Return each line of the records below in which the string "good" turns up.

[Source records]
****

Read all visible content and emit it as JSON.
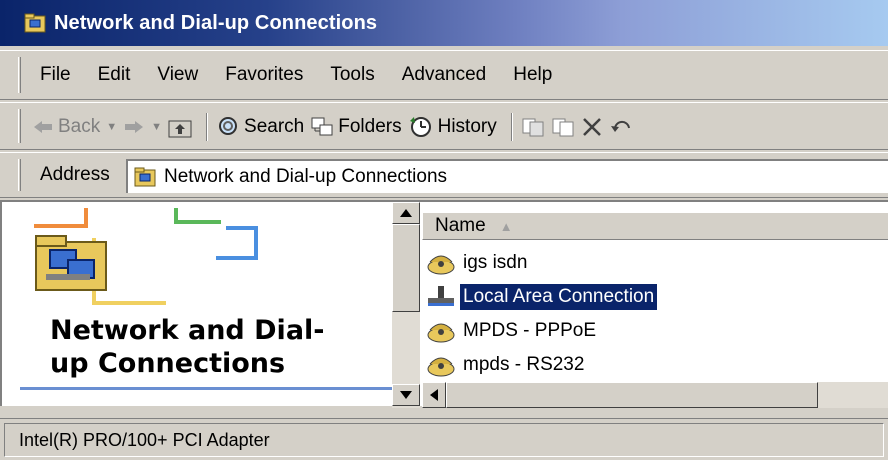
{
  "window": {
    "title": "Network and Dial-up Connections"
  },
  "menu": [
    "File",
    "Edit",
    "View",
    "Favorites",
    "Tools",
    "Advanced",
    "Help"
  ],
  "toolbar": {
    "back": "Back",
    "search": "Search",
    "folders": "Folders",
    "history": "History"
  },
  "address": {
    "label": "Address",
    "value": "Network and Dial-up Connections"
  },
  "left_pane": {
    "heading_line1": "Network and Dial-",
    "heading_line2": "up Connections"
  },
  "list": {
    "column": "Name",
    "items": [
      {
        "name": "igs isdn",
        "icon": "dialup-connection-icon"
      },
      {
        "name": "Local Area Connection",
        "icon": "lan-connection-icon",
        "selected": true
      },
      {
        "name": "MPDS - PPPoE",
        "icon": "dialup-connection-icon"
      },
      {
        "name": "mpds - RS232",
        "icon": "dialup-connection-icon"
      }
    ]
  },
  "status": {
    "text": "Intel(R) PRO/100+ PCI Adapter"
  },
  "colors": {
    "title_active": "#0a246a",
    "selection": "#0a246a",
    "face": "#d4d0c8"
  }
}
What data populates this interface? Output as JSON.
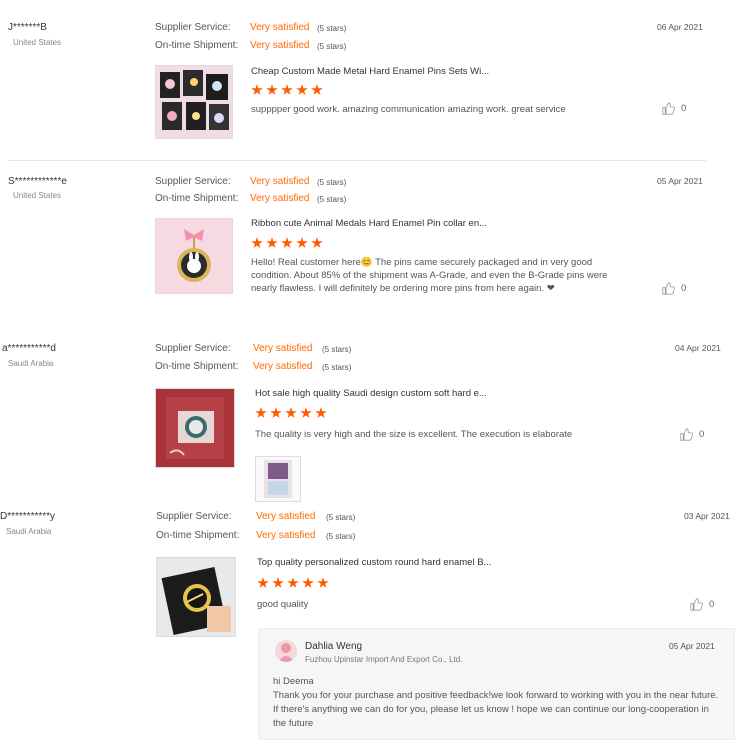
{
  "reviews": [
    {
      "user": "J*******B",
      "country": "United States",
      "date": "06 Apr 2021",
      "supplier_label": "Supplier Service:",
      "supplier_value": "Very satisfied",
      "supplier_stars": "(5 stars)",
      "shipment_label": "On-time Shipment:",
      "shipment_value": "Very satisfied",
      "shipment_stars": "(5 stars)",
      "product": "Cheap Custom Made Metal Hard Enamel Pins Sets Wi...",
      "rating": 5,
      "comment": "supppper good work. amazing communication amazing work. great service",
      "likes": "0"
    },
    {
      "user": "S************e",
      "country": "United States",
      "date": "05 Apr 2021",
      "supplier_label": "Supplier Service:",
      "supplier_value": "Very satisfied",
      "supplier_stars": "(5 stars)",
      "shipment_label": "On-time Shipment:",
      "shipment_value": "Very satisfied",
      "shipment_stars": "(5 stars)",
      "product": "Ribbon cute Animal Medals Hard Enamel Pin collar en...",
      "rating": 5,
      "comment": "Hello! Real customer here😊 The pins came securely packaged and in very good condition. About 85% of the shipment was A-Grade, and even the B-Grade pins were nearly flawless. I will definitely be ordering more pins from here again. ❤",
      "likes": "0"
    },
    {
      "user": "a***********d",
      "country": "Saudi Arabia",
      "date": "04 Apr 2021",
      "supplier_label": "Supplier Service:",
      "supplier_value": "Very satisfied",
      "supplier_stars": "(5 stars)",
      "shipment_label": "On-time Shipment:",
      "shipment_value": "Very satisfied",
      "shipment_stars": "(5 stars)",
      "product": "Hot sale high quality Saudi design custom soft hard e...",
      "rating": 5,
      "comment": "The quality is very high and the size is excellent. The execution is elaborate",
      "likes": "0"
    },
    {
      "user": "D***********y",
      "country": "Saudi Arabia",
      "date": "03 Apr 2021",
      "supplier_label": "Supplier Service:",
      "supplier_value": "Very satisfied",
      "supplier_stars": "(5 stars)",
      "shipment_label": "On-time Shipment:",
      "shipment_value": "Very satisfied",
      "shipment_stars": "(5 stars)",
      "product": "Top quality personalized custom round hard enamel B...",
      "rating": 5,
      "comment": "good quality",
      "likes": "0",
      "reply": {
        "name": "Dahlia Weng",
        "company": "Fuzhou Upinstar Import And Export Co., Ltd.",
        "date": "05 Apr 2021",
        "greeting": "hi Deema",
        "text": "Thank you for your purchase and positive feedback!we look forward to working with you in the near future. If there's anything we can do for you, please let us know ! hope we can continue our long-cooperation in the future"
      }
    }
  ],
  "colors": {
    "accent": "#ff6a00",
    "star": "#ff5a00"
  },
  "icons": {
    "like": "thumbs-up-icon",
    "star": "star-icon"
  }
}
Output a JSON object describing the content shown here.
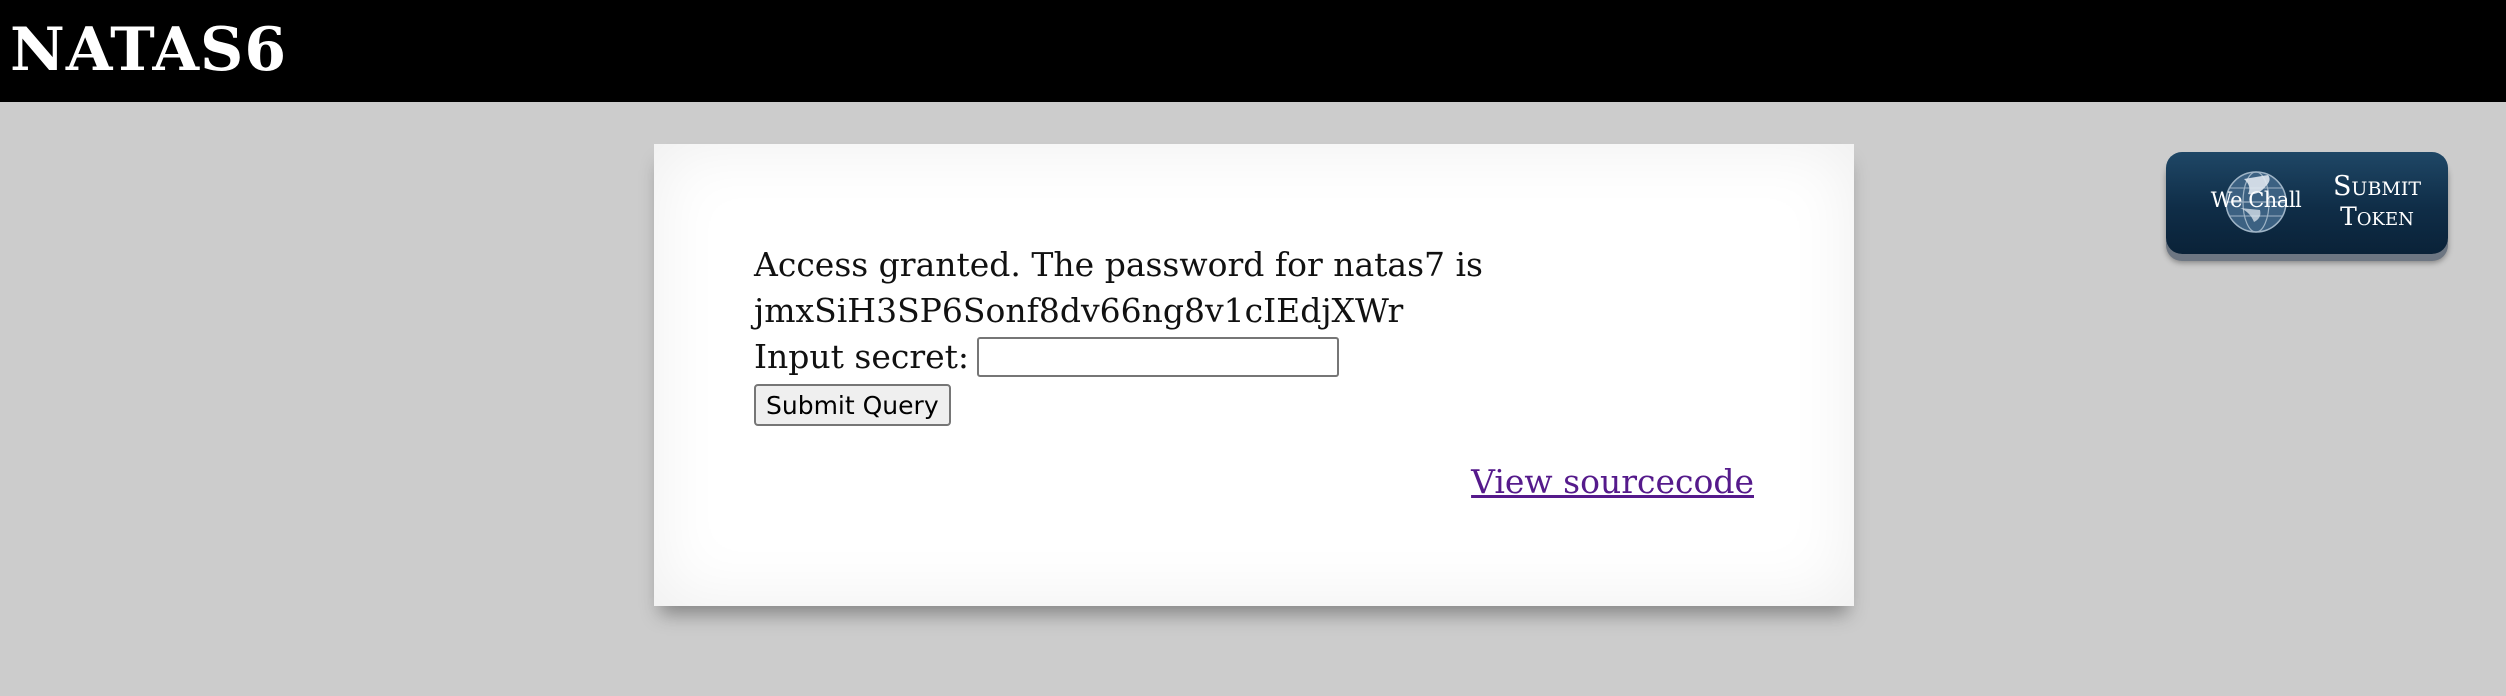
{
  "header": {
    "title": "NATAS6",
    "background": "#000000"
  },
  "main": {
    "message_line1": "Access granted. The password for natas7 is",
    "message_line2": "jmxSiH3SP6Sonf8dv66ng8v1cIEdjXWr",
    "input_label": "Input secret:",
    "input_value": "",
    "submit_label": "Submit Query",
    "source_link": "View sourcecode"
  },
  "token_button": {
    "logo_text": "We Chall",
    "label_line1": "Submit",
    "label_line2": "Token",
    "icon": "globe-icon"
  },
  "colors": {
    "page_background": "#cccccc",
    "link_visited": "#551a8b",
    "token_button": "#0f2d47"
  }
}
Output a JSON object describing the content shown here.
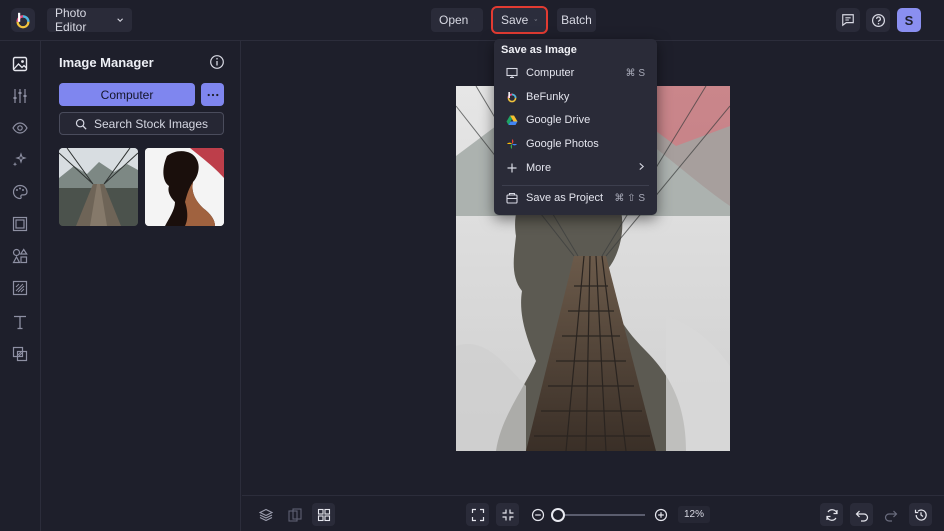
{
  "topbar": {
    "app_label": "Photo Editor",
    "open_label": "Open",
    "save_label": "Save",
    "batch_label": "Batch",
    "avatar_initial": "S"
  },
  "panel": {
    "title": "Image Manager",
    "computer_button": "Computer",
    "search_button": "Search Stock Images"
  },
  "save_menu": {
    "heading": "Save as Image",
    "items": [
      {
        "label": "Computer",
        "icon": "monitor-icon",
        "shortcut": "⌘ S"
      },
      {
        "label": "BeFunky",
        "icon": "befunky-icon",
        "shortcut": ""
      },
      {
        "label": "Google Drive",
        "icon": "google-drive-icon",
        "shortcut": ""
      },
      {
        "label": "Google Photos",
        "icon": "google-photos-icon",
        "shortcut": ""
      },
      {
        "label": "More",
        "icon": "plus-icon",
        "shortcut": ""
      },
      {
        "label": "Save as Project",
        "icon": "project-icon",
        "shortcut": "⌘ ⇧ S"
      }
    ]
  },
  "bottombar": {
    "zoom_value": "12%"
  },
  "colors": {
    "accent": "#7f86ef",
    "background": "#1e1f2b",
    "highlight_outline": "#e23b32"
  }
}
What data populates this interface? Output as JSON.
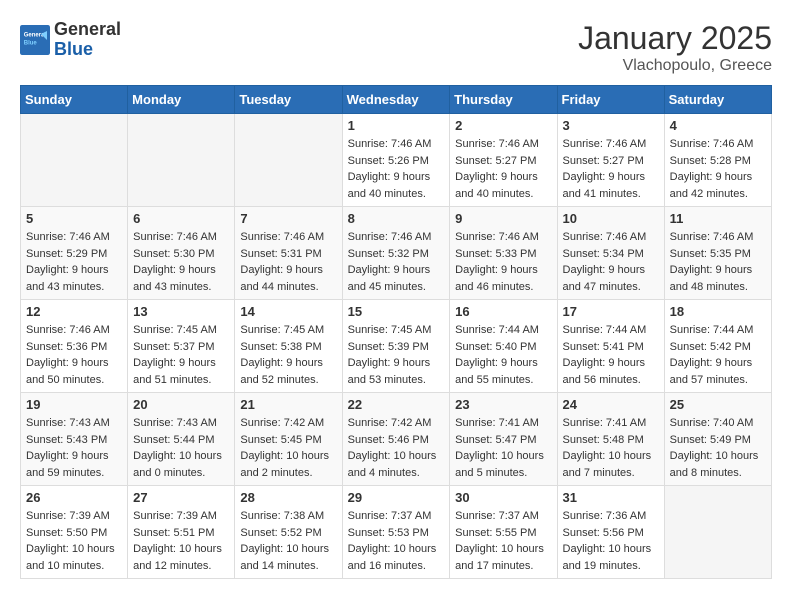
{
  "header": {
    "logo": {
      "general": "General",
      "blue": "Blue"
    },
    "title": "January 2025",
    "location": "Vlachopoulo, Greece"
  },
  "weekdays": [
    "Sunday",
    "Monday",
    "Tuesday",
    "Wednesday",
    "Thursday",
    "Friday",
    "Saturday"
  ],
  "weeks": [
    [
      {
        "day": null,
        "info": null
      },
      {
        "day": null,
        "info": null
      },
      {
        "day": null,
        "info": null
      },
      {
        "day": "1",
        "info": "Sunrise: 7:46 AM\nSunset: 5:26 PM\nDaylight: 9 hours and 40 minutes."
      },
      {
        "day": "2",
        "info": "Sunrise: 7:46 AM\nSunset: 5:27 PM\nDaylight: 9 hours and 40 minutes."
      },
      {
        "day": "3",
        "info": "Sunrise: 7:46 AM\nSunset: 5:27 PM\nDaylight: 9 hours and 41 minutes."
      },
      {
        "day": "4",
        "info": "Sunrise: 7:46 AM\nSunset: 5:28 PM\nDaylight: 9 hours and 42 minutes."
      }
    ],
    [
      {
        "day": "5",
        "info": "Sunrise: 7:46 AM\nSunset: 5:29 PM\nDaylight: 9 hours and 43 minutes."
      },
      {
        "day": "6",
        "info": "Sunrise: 7:46 AM\nSunset: 5:30 PM\nDaylight: 9 hours and 43 minutes."
      },
      {
        "day": "7",
        "info": "Sunrise: 7:46 AM\nSunset: 5:31 PM\nDaylight: 9 hours and 44 minutes."
      },
      {
        "day": "8",
        "info": "Sunrise: 7:46 AM\nSunset: 5:32 PM\nDaylight: 9 hours and 45 minutes."
      },
      {
        "day": "9",
        "info": "Sunrise: 7:46 AM\nSunset: 5:33 PM\nDaylight: 9 hours and 46 minutes."
      },
      {
        "day": "10",
        "info": "Sunrise: 7:46 AM\nSunset: 5:34 PM\nDaylight: 9 hours and 47 minutes."
      },
      {
        "day": "11",
        "info": "Sunrise: 7:46 AM\nSunset: 5:35 PM\nDaylight: 9 hours and 48 minutes."
      }
    ],
    [
      {
        "day": "12",
        "info": "Sunrise: 7:46 AM\nSunset: 5:36 PM\nDaylight: 9 hours and 50 minutes."
      },
      {
        "day": "13",
        "info": "Sunrise: 7:45 AM\nSunset: 5:37 PM\nDaylight: 9 hours and 51 minutes."
      },
      {
        "day": "14",
        "info": "Sunrise: 7:45 AM\nSunset: 5:38 PM\nDaylight: 9 hours and 52 minutes."
      },
      {
        "day": "15",
        "info": "Sunrise: 7:45 AM\nSunset: 5:39 PM\nDaylight: 9 hours and 53 minutes."
      },
      {
        "day": "16",
        "info": "Sunrise: 7:44 AM\nSunset: 5:40 PM\nDaylight: 9 hours and 55 minutes."
      },
      {
        "day": "17",
        "info": "Sunrise: 7:44 AM\nSunset: 5:41 PM\nDaylight: 9 hours and 56 minutes."
      },
      {
        "day": "18",
        "info": "Sunrise: 7:44 AM\nSunset: 5:42 PM\nDaylight: 9 hours and 57 minutes."
      }
    ],
    [
      {
        "day": "19",
        "info": "Sunrise: 7:43 AM\nSunset: 5:43 PM\nDaylight: 9 hours and 59 minutes."
      },
      {
        "day": "20",
        "info": "Sunrise: 7:43 AM\nSunset: 5:44 PM\nDaylight: 10 hours and 0 minutes."
      },
      {
        "day": "21",
        "info": "Sunrise: 7:42 AM\nSunset: 5:45 PM\nDaylight: 10 hours and 2 minutes."
      },
      {
        "day": "22",
        "info": "Sunrise: 7:42 AM\nSunset: 5:46 PM\nDaylight: 10 hours and 4 minutes."
      },
      {
        "day": "23",
        "info": "Sunrise: 7:41 AM\nSunset: 5:47 PM\nDaylight: 10 hours and 5 minutes."
      },
      {
        "day": "24",
        "info": "Sunrise: 7:41 AM\nSunset: 5:48 PM\nDaylight: 10 hours and 7 minutes."
      },
      {
        "day": "25",
        "info": "Sunrise: 7:40 AM\nSunset: 5:49 PM\nDaylight: 10 hours and 8 minutes."
      }
    ],
    [
      {
        "day": "26",
        "info": "Sunrise: 7:39 AM\nSunset: 5:50 PM\nDaylight: 10 hours and 10 minutes."
      },
      {
        "day": "27",
        "info": "Sunrise: 7:39 AM\nSunset: 5:51 PM\nDaylight: 10 hours and 12 minutes."
      },
      {
        "day": "28",
        "info": "Sunrise: 7:38 AM\nSunset: 5:52 PM\nDaylight: 10 hours and 14 minutes."
      },
      {
        "day": "29",
        "info": "Sunrise: 7:37 AM\nSunset: 5:53 PM\nDaylight: 10 hours and 16 minutes."
      },
      {
        "day": "30",
        "info": "Sunrise: 7:37 AM\nSunset: 5:55 PM\nDaylight: 10 hours and 17 minutes."
      },
      {
        "day": "31",
        "info": "Sunrise: 7:36 AM\nSunset: 5:56 PM\nDaylight: 10 hours and 19 minutes."
      },
      {
        "day": null,
        "info": null
      }
    ]
  ]
}
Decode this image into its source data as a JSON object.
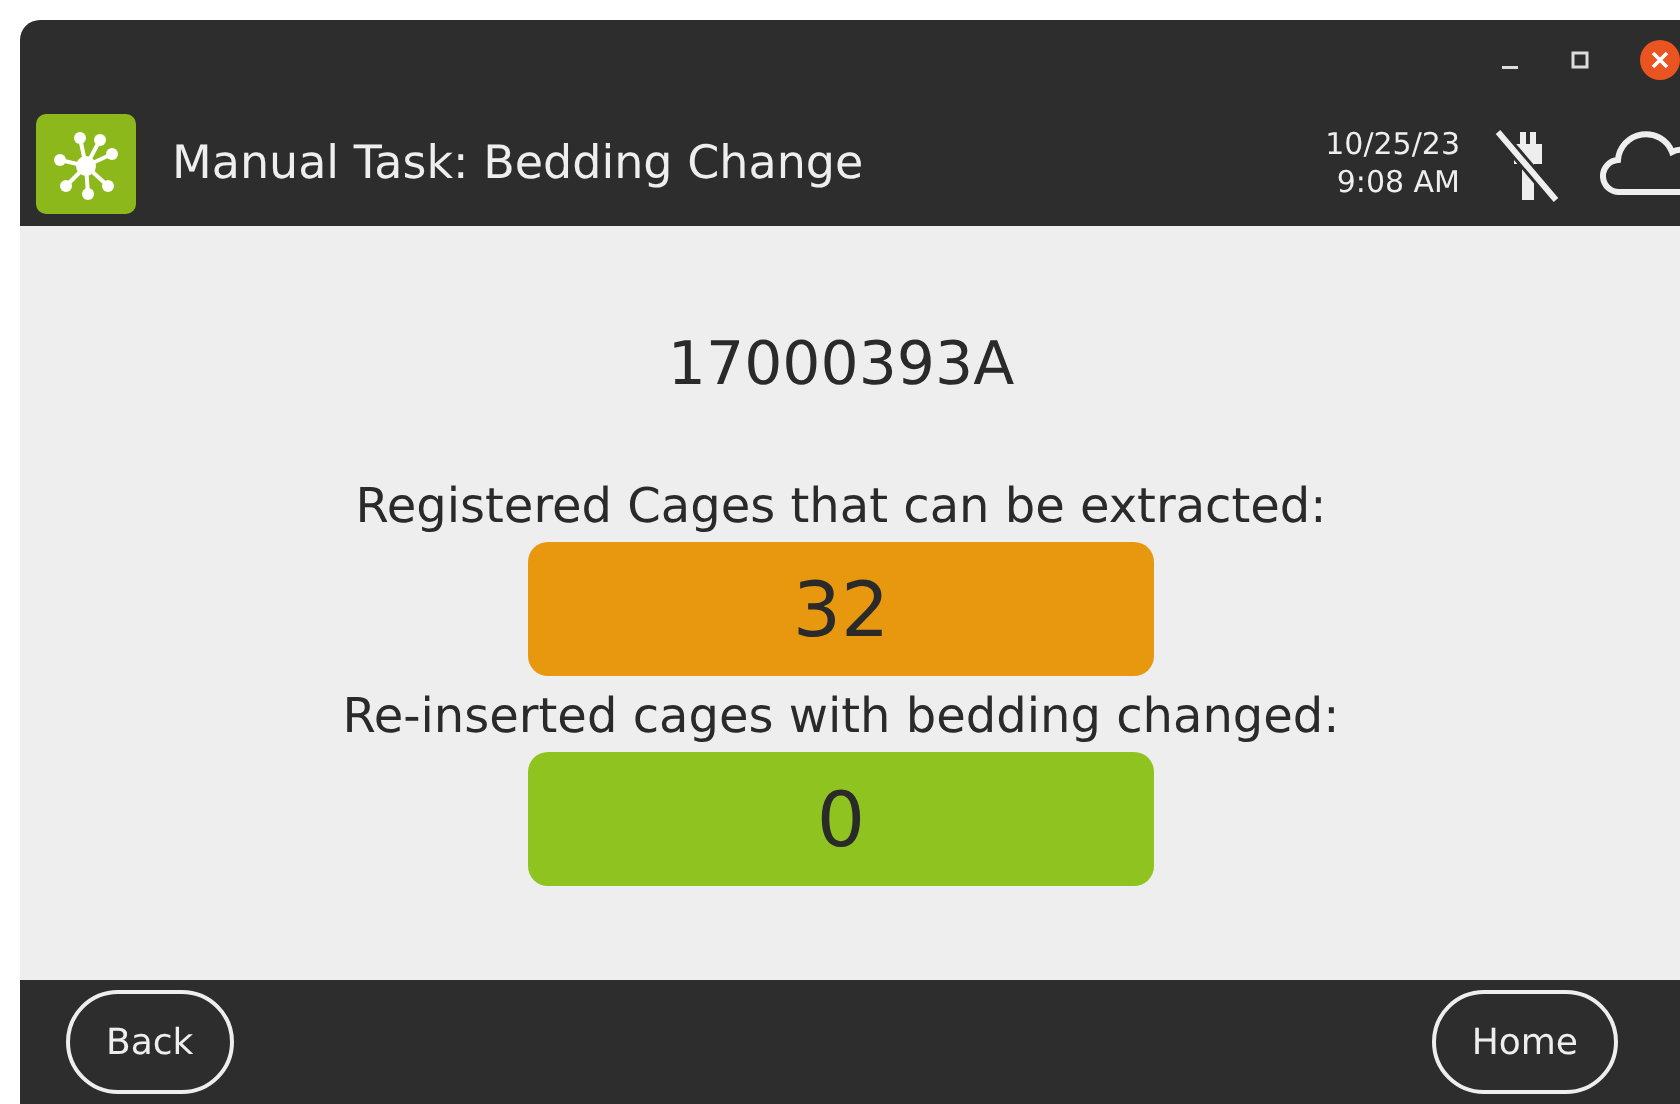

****

*Answer*
      "comment": "supppper good work. amazing communication amazing work. great service",
      "comment": "Hello! Real customer here😊 The pins came securely packaged and in very good condition. About 85% of the shipment was A-Grade, and even the B-Grade pins were nearly flawless. I will definitely be ordering more pins from here again. ❤",
      "comment": "good quality",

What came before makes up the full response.